- Economic agility, because you only play for what you need, when you need it. Avatar didn’t need to build a massive sfx data center and manage it for 12 years. Instead, they simply spun up what they needed when they needed it.
So, now that we understand what cloud is, we can discuss what it takes to be truly cloud native.
What is Cloud Native?
The easy answer is that a cloud-native application interacts with the cloud using cloud-native primitives. For example, a cloud-native app would directly call Amazon AWS’s native storage services (S3, EBS, EFS, etc.). This principle applies to all cloud services – computer, store, network, etc.
For applications “born in the cloud” (i.e., designed from day one to run in, and only in, the cloud), this is easy enough. But for applications born in an on-premises world, there is a painful refactoring exercise that needs to occur. Note that this requires the application to be fully disaggregated from all infrastructure – compute, storage, and networking.
The second important requirement of being truly cloud native is to be managed “as-code.” This means being able to spin the application up with a few lines of code, as opposed to the traditional on-premises process of installing and configuring everything manually over a period of weeks.

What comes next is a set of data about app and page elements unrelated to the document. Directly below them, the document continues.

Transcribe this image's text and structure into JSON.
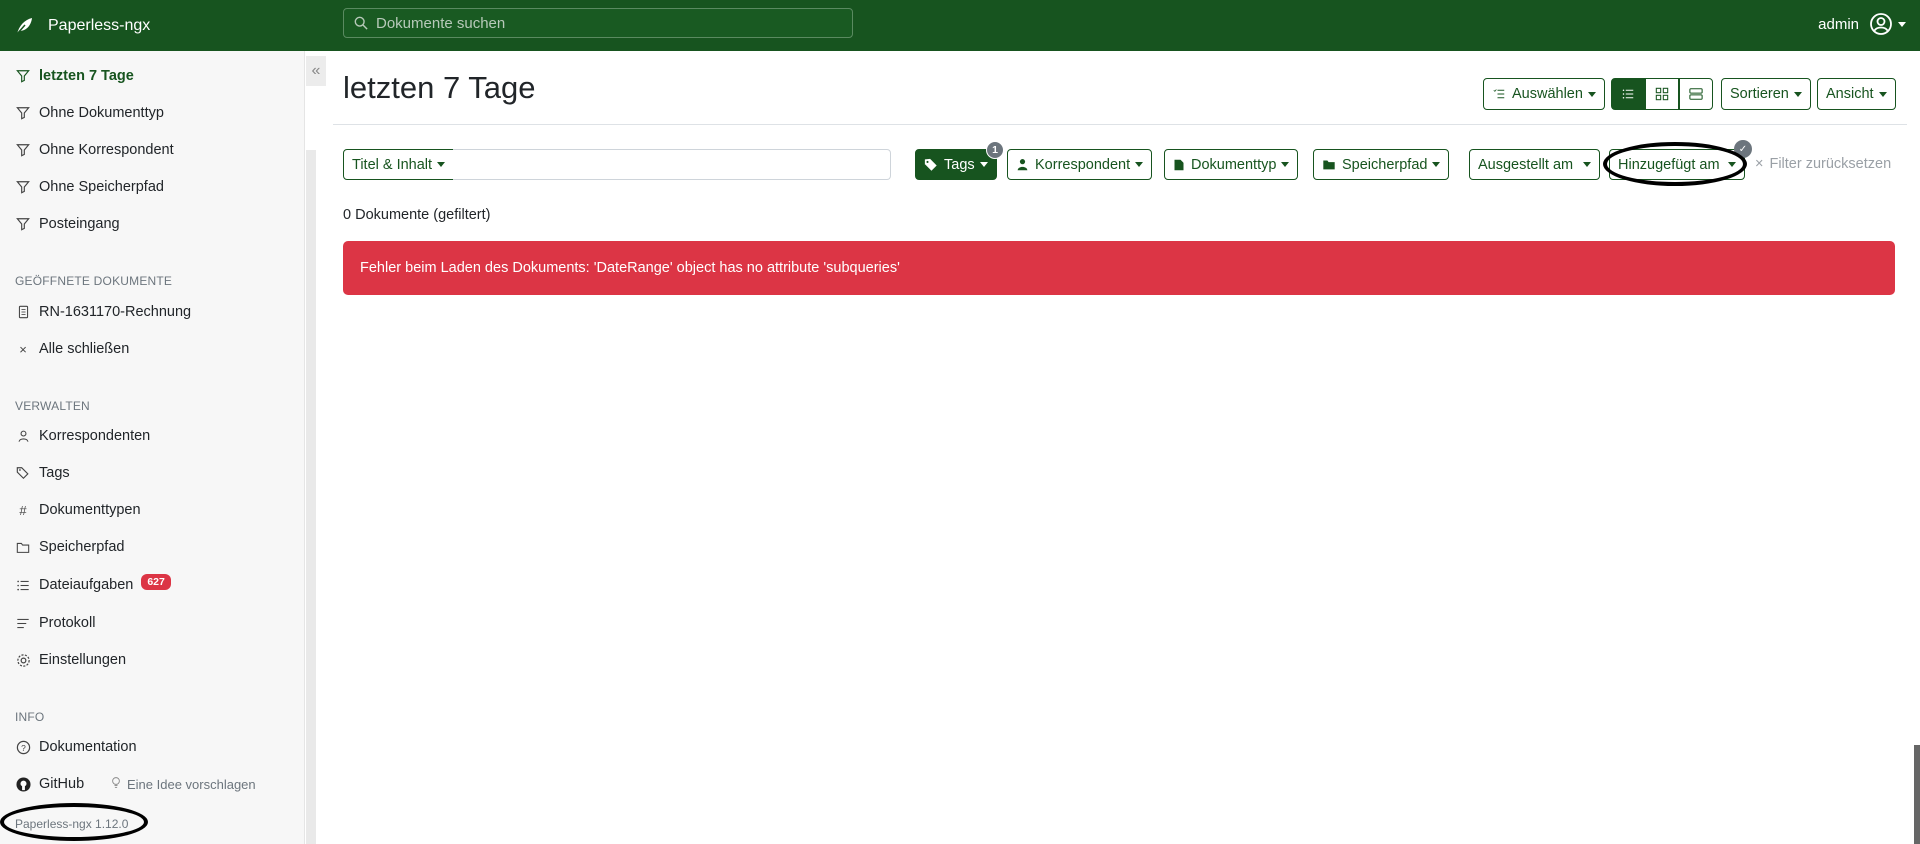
{
  "navbar": {
    "brand": "Paperless-ngx",
    "search_placeholder": "Dokumente suchen",
    "user": "admin"
  },
  "sidebar": {
    "saved_views": [
      {
        "label": "letzten 7 Tage",
        "active": true
      },
      {
        "label": "Ohne Dokumenttyp"
      },
      {
        "label": "Ohne Korrespondent"
      },
      {
        "label": "Ohne Speicherpfad"
      },
      {
        "label": "Posteingang"
      }
    ],
    "open_docs_heading": "GEÖFFNETE DOKUMENTE",
    "open_docs": [
      {
        "label": "RN-1631170-Rechnung"
      },
      {
        "label": "Alle schließen"
      }
    ],
    "manage_heading": "VERWALTEN",
    "manage": [
      {
        "label": "Korrespondenten"
      },
      {
        "label": "Tags"
      },
      {
        "label": "Dokumenttypen"
      },
      {
        "label": "Speicherpfad"
      },
      {
        "label": "Dateiaufgaben",
        "badge": "627"
      },
      {
        "label": "Protokoll"
      },
      {
        "label": "Einstellungen"
      }
    ],
    "info_heading": "INFO",
    "info": [
      {
        "label": "Dokumentation"
      },
      {
        "label": "GitHub"
      }
    ],
    "idea": "Eine Idee vorschlagen",
    "version": "Paperless-ngx 1.12.0"
  },
  "main": {
    "title": "letzten 7 Tage",
    "toolbar": {
      "select": "Auswählen",
      "sort": "Sortieren",
      "view": "Ansicht"
    },
    "filters": {
      "text_mode": "Titel & Inhalt",
      "tags": "Tags",
      "tags_count": "1",
      "correspondent": "Korrespondent",
      "doctype": "Dokumenttyp",
      "storage_path": "Speicherpfad",
      "created": "Ausgestellt am",
      "added": "Hinzugefügt am",
      "reset": "Filter zurücksetzen"
    },
    "doc_count": "0 Dokumente (gefiltert)",
    "error": "Fehler beim Laden des Dokuments: 'DateRange' object has no attribute 'subqueries'"
  },
  "colors": {
    "primary": "#17541f",
    "danger": "#dc3545"
  }
}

Like being pregnant, there is no “partially cloud native.” An app either is or isn’t cloud native. If an app doesn’t fully disaggregate and embrace the “as-code” methodology, it loses the benefits of elasticity and agility promised by the cloud.
Are There Any Cloud Native Storage Solutions?

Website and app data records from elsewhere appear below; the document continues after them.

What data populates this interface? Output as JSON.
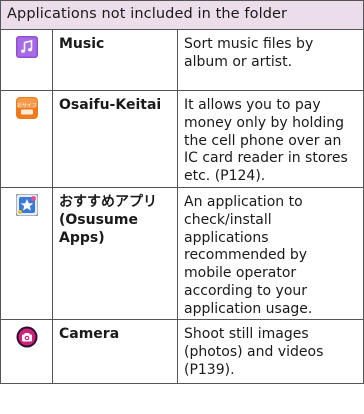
{
  "table": {
    "header": "Applications not included in the folder",
    "rows": [
      {
        "icon": "music-app-icon",
        "name": "Music",
        "description": "Sort music files by album or artist."
      },
      {
        "icon": "osaifu-keitai-app-icon",
        "icon_text": "おサイフ",
        "name": "Osaifu-Keitai",
        "description": "It allows you to pay money only by holding the cell phone over an IC card reader in stores etc. (P124)."
      },
      {
        "icon": "osusume-apps-icon",
        "name": "おすすめアプリ(Osusume Apps)",
        "description": "An application to check/install applications recommended by mobile operator according to your application usage."
      },
      {
        "icon": "camera-app-icon",
        "name": "Camera",
        "description": "Shoot still images (photos) and videos (P139)."
      }
    ]
  },
  "colors": {
    "header_bg": "#ecddea",
    "border": "#555555",
    "music": "#8e4fd6",
    "osaifu": "#f07a18",
    "osusume": "#3a7ad6",
    "camera": "#d0207a"
  }
}
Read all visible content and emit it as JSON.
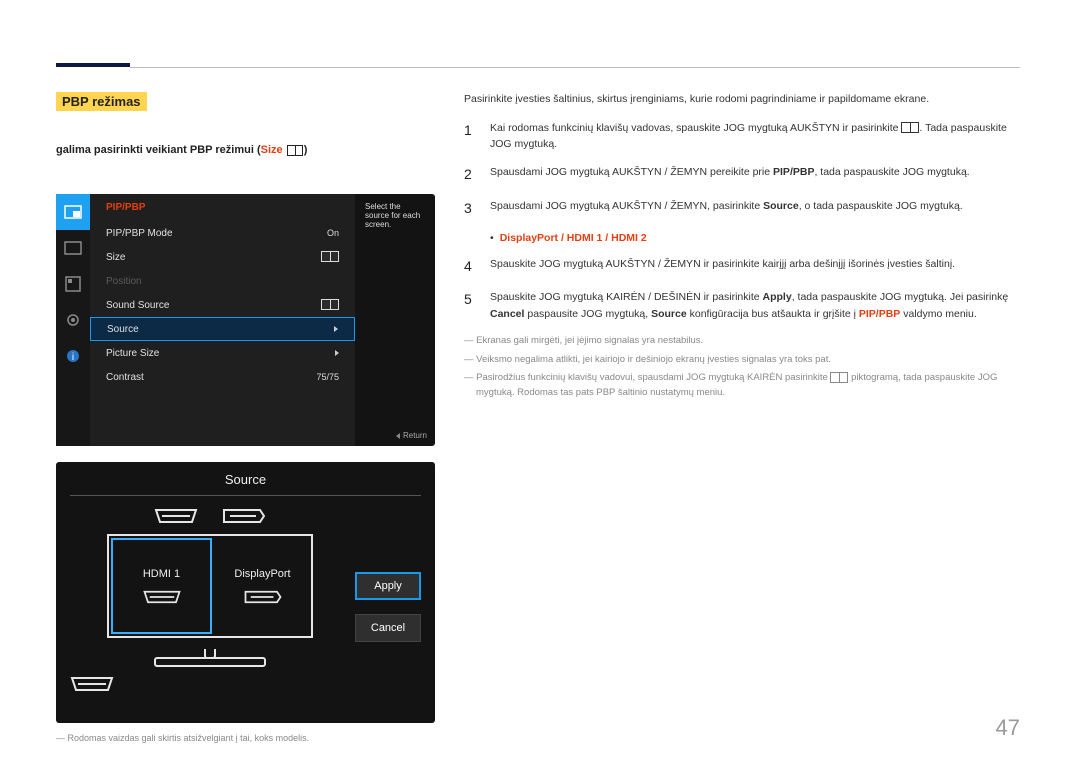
{
  "section_title": "PBP režimas",
  "subheading_lead": "galima pasirinkti veikiant PBP režimui ",
  "subheading_size": "Size",
  "osd": {
    "header": "PIP/PBP",
    "tip": "Select the source for each screen.",
    "return_label": "Return",
    "rows": {
      "mode_label": "PIP/PBP Mode",
      "mode_val": "On",
      "size_label": "Size",
      "position_label": "Position",
      "sound_label": "Sound Source",
      "source_label": "Source",
      "pic_label": "Picture Size",
      "contrast_label": "Contrast",
      "contrast_val": "75/75"
    }
  },
  "src": {
    "title": "Source",
    "hdmi": "HDMI 1",
    "dp": "DisplayPort",
    "apply": "Apply",
    "cancel": "Cancel"
  },
  "footnote": "― Rodomas vaizdas gali skirtis atsižvelgiant į tai, koks modelis.",
  "intro": "Pasirinkite įvesties šaltinius, skirtus įrenginiams, kurie rodomi pagrindiniame ir papildomame ekrane.",
  "steps": {
    "s1a": "Kai rodomas funkcinių klavišų vadovas, spauskite JOG mygtuką AUKŠTYN ir pasirinkite ",
    "s1b": ". Tada paspauskite JOG mygtuką.",
    "s2a": "Spausdami JOG mygtuką AUKŠTYN / ŽEMYN pereikite prie ",
    "s2b": "PIP/PBP",
    "s2c": ", tada paspauskite JOG mygtuką.",
    "s3a": "Spausdami JOG mygtuką AUKŠTYN / ŽEMYN, pasirinkite ",
    "s3b": "Source",
    "s3c": ", o tada paspauskite JOG mygtuką.",
    "opt": "DisplayPort / HDMI 1 / HDMI 2",
    "s4": "Spauskite JOG mygtuką AUKŠTYN / ŽEMYN ir pasirinkite kairįjį arba dešinįjį išorinės įvesties šaltinį.",
    "s5a": "Spauskite JOG mygtuką KAIRĖN / DEŠINĖN ir pasirinkite ",
    "s5b": "Apply",
    "s5c": ", tada paspauskite JOG mygtuką. Jei pasirinkę ",
    "s5d": "Cancel",
    "s5e": " paspausite JOG mygtuką, ",
    "s5f": "Source",
    "s5g": " konfigūracija bus atšaukta ir grįšite į ",
    "s5h": "PIP/PBP",
    "s5i": " valdymo meniu."
  },
  "notes": {
    "n1": "― Ekranas gali mirgėti, jei įėjimo signalas yra nestabilus.",
    "n2": "― Veiksmo negalima atlikti, jei kairiojo ir dešiniojo ekranų įvesties signalas yra toks pat.",
    "n3a": "― Pasirodžius funkcinių klavišų vadovui, spausdami JOG mygtuką KAIRĖN pasirinkite ",
    "n3b": " piktogramą, tada paspauskite JOG mygtuką. Rodomas tas pats PBP šaltinio nustatymų meniu."
  },
  "page": "47"
}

Before we talk about Cloud-Native Storage solutions, let’s review the cloud “primitives” insofar as “storage” is concerned.
It’s object storage (Azure blob / AWS S3). This is an amazingly affordable, scalable, available, durable data persistence layer with excellent performance, as measured by throughput. Its downside is that it is a new interface that is RESTful and only eventually consistent.

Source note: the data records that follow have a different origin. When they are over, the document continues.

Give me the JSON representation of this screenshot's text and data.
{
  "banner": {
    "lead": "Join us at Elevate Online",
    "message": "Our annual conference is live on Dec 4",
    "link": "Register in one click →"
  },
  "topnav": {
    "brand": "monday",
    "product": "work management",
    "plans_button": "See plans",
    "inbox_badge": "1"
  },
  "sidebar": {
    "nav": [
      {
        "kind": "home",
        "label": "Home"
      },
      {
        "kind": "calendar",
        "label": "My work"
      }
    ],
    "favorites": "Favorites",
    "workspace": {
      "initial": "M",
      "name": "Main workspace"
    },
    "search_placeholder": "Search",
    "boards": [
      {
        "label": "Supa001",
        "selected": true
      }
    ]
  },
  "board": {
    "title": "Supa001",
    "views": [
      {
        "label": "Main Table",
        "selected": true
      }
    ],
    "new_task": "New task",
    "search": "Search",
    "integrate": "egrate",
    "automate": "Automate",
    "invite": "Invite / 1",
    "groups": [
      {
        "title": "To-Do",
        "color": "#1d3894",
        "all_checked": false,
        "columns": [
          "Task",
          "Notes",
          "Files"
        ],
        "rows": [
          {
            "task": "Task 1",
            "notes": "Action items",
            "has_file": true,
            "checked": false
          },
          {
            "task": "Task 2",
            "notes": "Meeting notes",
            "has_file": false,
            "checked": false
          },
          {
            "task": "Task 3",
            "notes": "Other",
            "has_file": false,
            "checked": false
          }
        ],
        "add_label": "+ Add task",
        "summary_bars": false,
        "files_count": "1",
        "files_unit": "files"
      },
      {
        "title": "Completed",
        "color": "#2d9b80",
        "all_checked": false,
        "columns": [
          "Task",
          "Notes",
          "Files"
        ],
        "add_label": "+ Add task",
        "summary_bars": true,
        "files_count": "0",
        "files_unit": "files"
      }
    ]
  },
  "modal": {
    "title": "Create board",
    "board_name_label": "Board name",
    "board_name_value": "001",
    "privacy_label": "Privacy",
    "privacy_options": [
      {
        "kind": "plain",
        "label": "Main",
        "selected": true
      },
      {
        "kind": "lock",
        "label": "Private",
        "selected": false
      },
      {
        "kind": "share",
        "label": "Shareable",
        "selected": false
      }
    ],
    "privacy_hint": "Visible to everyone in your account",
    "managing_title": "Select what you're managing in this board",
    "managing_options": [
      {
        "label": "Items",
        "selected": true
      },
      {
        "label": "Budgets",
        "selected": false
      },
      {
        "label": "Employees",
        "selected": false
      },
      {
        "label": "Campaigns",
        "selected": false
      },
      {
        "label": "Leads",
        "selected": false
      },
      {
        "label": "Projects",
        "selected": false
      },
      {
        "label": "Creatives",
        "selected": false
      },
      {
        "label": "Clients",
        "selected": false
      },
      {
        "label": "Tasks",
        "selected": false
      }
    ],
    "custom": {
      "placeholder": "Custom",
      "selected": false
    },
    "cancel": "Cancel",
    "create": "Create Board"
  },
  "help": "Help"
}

Then you have what I would call a poor person’s wanna-be SAN, i.e., EBS on AWS & Managed Disk on Azure. They present like a “local disk,” are resilient, and mostly behave just like a regular disk in a plain old storage server. These primitives act as the equivalent of a “protected local disk” (except it’s not attached to the local compute instance). These primitives have moderate performance characteristics and can support “random reads / writes” but are expensive.
And finally, you have instance attached NVMe SSDs, which is more like an extension of DRAM in that data on these “drives” do not persist across instance restarts, and yet they are far less expensive than DRAM or “protected local disk” while having performance characteristics between these two.
To date, the storage industry has stubbornly resisted the cloud. The legacy vendors (Dell, NetApp) have far too much hardware-specific code (deep dependency on NVRAM, tight coupling of data resiliency and data services layers) to refactor their offerings to take advantage of cloud-native primitives.
And then along came VAST and Pure, who also chose a hardware-optimized storage stack.
Pure’s cloud block storage offering is both relevant in that it uses cloud-native primitives to deliver those block data services so desired by Pure’s customers AND beyond sad! Who on earth is running on SAN in the cloud? Just boggles the mind. And while we are on this topic, I am hard pressed to understand who uses VMWare in the cloud. This also boggles the mind!
Amongst next-gen storage providers, it’s actually Weka.io that impresses. They have a “cloud-native” architecture and leverage cloud object storage as their resiliency layer. Now, if only they did not have the reputation of being an HPC niche player and being a “glass Ferrari”…
So, as CTO of Qumulo, what do I have to say about Qumulo’s cloud offering?
Mark the date in your calendars; Thursday, November 9, 2023, and be prepared to have your mind blown 🙂